(Available records Opens)

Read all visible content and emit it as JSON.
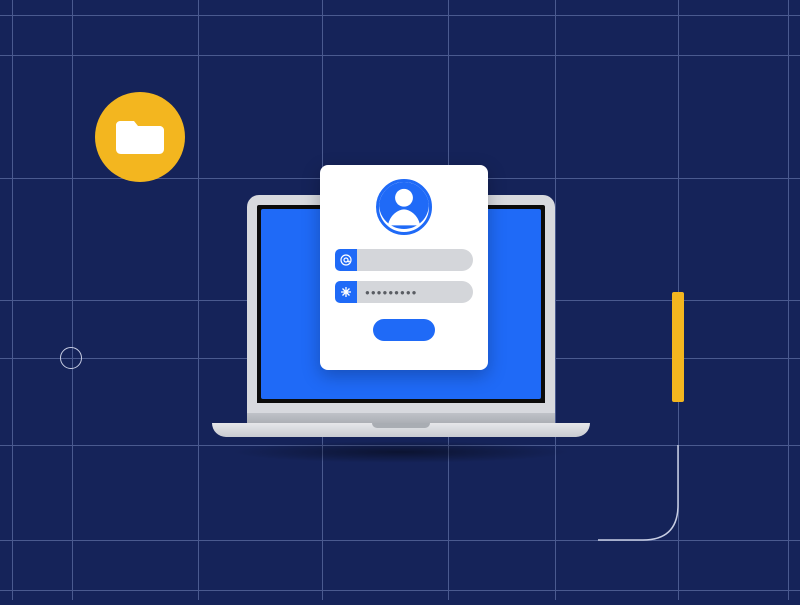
{
  "decor": {
    "folder_icon": "folder-icon",
    "small_circle": "circle-decoration",
    "yellow_bar": "accent-bar",
    "curve": "connector-curve"
  },
  "laptop": {
    "name": "laptop-illustration"
  },
  "login": {
    "avatar": "user-avatar-icon",
    "email": {
      "icon": "at-icon",
      "value": ""
    },
    "password": {
      "icon": "asterisk-icon",
      "value": "●●●●●●●●●"
    },
    "submit_label": ""
  },
  "colors": {
    "bg": "#152359",
    "accent": "#f3b61f",
    "primary": "#1f6af7"
  }
}
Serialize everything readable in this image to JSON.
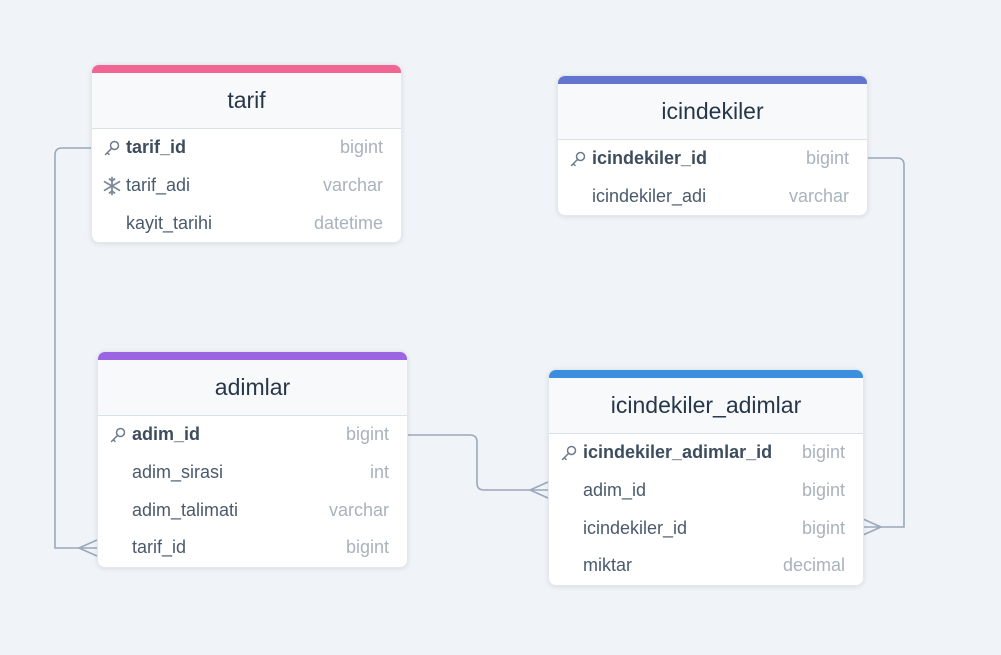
{
  "colors": {
    "tarif": "#f16592",
    "icindekiler": "#6475cf",
    "adimlar": "#9b64e2",
    "icindekiler_adimlar": "#3b8fde",
    "connector": "#9aa8ba"
  },
  "tables": {
    "tarif": {
      "name": "tarif",
      "fields": [
        {
          "name": "tarif_id",
          "type": "bigint",
          "icon": "key-icon",
          "pk": true
        },
        {
          "name": "tarif_adi",
          "type": "varchar",
          "icon": "snowflake-icon",
          "pk": false
        },
        {
          "name": "kayit_tarihi",
          "type": "datetime",
          "icon": "",
          "pk": false
        }
      ]
    },
    "icindekiler": {
      "name": "icindekiler",
      "fields": [
        {
          "name": "icindekiler_id",
          "type": "bigint",
          "icon": "key-icon",
          "pk": true
        },
        {
          "name": "icindekiler_adi",
          "type": "varchar",
          "icon": "",
          "pk": false
        }
      ]
    },
    "adimlar": {
      "name": "adimlar",
      "fields": [
        {
          "name": "adim_id",
          "type": "bigint",
          "icon": "key-icon",
          "pk": true
        },
        {
          "name": "adim_sirasi",
          "type": "int",
          "icon": "",
          "pk": false
        },
        {
          "name": "adim_talimati",
          "type": "varchar",
          "icon": "",
          "pk": false
        },
        {
          "name": "tarif_id",
          "type": "bigint",
          "icon": "",
          "pk": false
        }
      ]
    },
    "icindekiler_adimlar": {
      "name": "icindekiler_adimlar",
      "fields": [
        {
          "name": "icindekiler_adimlar_id",
          "type": "bigint",
          "icon": "key-icon",
          "pk": true
        },
        {
          "name": "adim_id",
          "type": "bigint",
          "icon": "",
          "pk": false
        },
        {
          "name": "icindekiler_id",
          "type": "bigint",
          "icon": "",
          "pk": false
        },
        {
          "name": "miktar",
          "type": "decimal",
          "icon": "",
          "pk": false
        }
      ]
    }
  }
}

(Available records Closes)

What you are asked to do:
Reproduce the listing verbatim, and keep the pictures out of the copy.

Your solution:
Read all visible content and emit it as JSON.
{
  "decor": {
    "folder_icon": "folder-icon",
    "small_circle": "circle-decoration",
    "yellow_bar": "accent-bar",
    "curve": "connector-curve"
  },
  "laptop": {
    "name": "laptop-illustration"
  },
  "login": {
    "avatar": "user-avatar-icon",
    "email": {
      "icon": "at-icon",
      "value": ""
    },
    "password": {
      "icon": "asterisk-icon",
      "value": "●●●●●●●●●"
    },
    "submit_label": ""
  },
  "colors": {
    "bg": "#152359",
    "accent": "#f3b61f",
    "primary": "#1f6af7"
  }
}
Serialize everything readable in this image to JSON.
{
  "colors": {
    "tarif": "#f16592",
    "icindekiler": "#6475cf",
    "adimlar": "#9b64e2",
    "icindekiler_adimlar": "#3b8fde",
    "connector": "#9aa8ba"
  },
  "tables": {
    "tarif": {
      "name": "tarif",
      "fields": [
        {
          "name": "tarif_id",
          "type": "bigint",
          "icon": "key-icon",
          "pk": true
        },
        {
          "name": "tarif_adi",
          "type": "varchar",
          "icon": "snowflake-icon",
          "pk": false
        },
        {
          "name": "kayit_tarihi",
          "type": "datetime",
          "icon": "",
          "pk": false
        }
      ]
    },
    "icindekiler": {
      "name": "icindekiler",
      "fields": [
        {
          "name": "icindekiler_id",
          "type": "bigint",
          "icon": "key-icon",
          "pk": true
        },
        {
          "name": "icindekiler_adi",
          "type": "varchar",
          "icon": "",
          "pk": false
        }
      ]
    },
    "adimlar": {
      "name": "adimlar",
      "fields": [
        {
          "name": "adim_id",
          "type": "bigint",
          "icon": "key-icon",
          "pk": true
        },
        {
          "name": "adim_sirasi",
          "type": "int",
          "icon": "",
          "pk": false
        },
        {
          "name": "adim_talimati",
          "type": "varchar",
          "icon": "",
          "pk": false
        },
        {
          "name": "tarif_id",
          "type": "bigint",
          "icon": "",
          "pk": false
        }
      ]
    },
    "icindekiler_adimlar": {
      "name": "icindekiler_adimlar",
      "fields": [
        {
          "name": "icindekiler_adimlar_id",
          "type": "bigint",
          "icon": "key-icon",
          "pk": true
        },
        {
          "name": "adim_id",
          "type": "bigint",
          "icon": "",
          "pk": false
        },
        {
          "name": "icindekiler_id",
          "type": "bigint",
          "icon": "",
          "pk": false
        },
        {
          "name": "miktar",
          "type": "decimal",
          "icon": "",
          "pk": false
        }
      ]
    }
  }
}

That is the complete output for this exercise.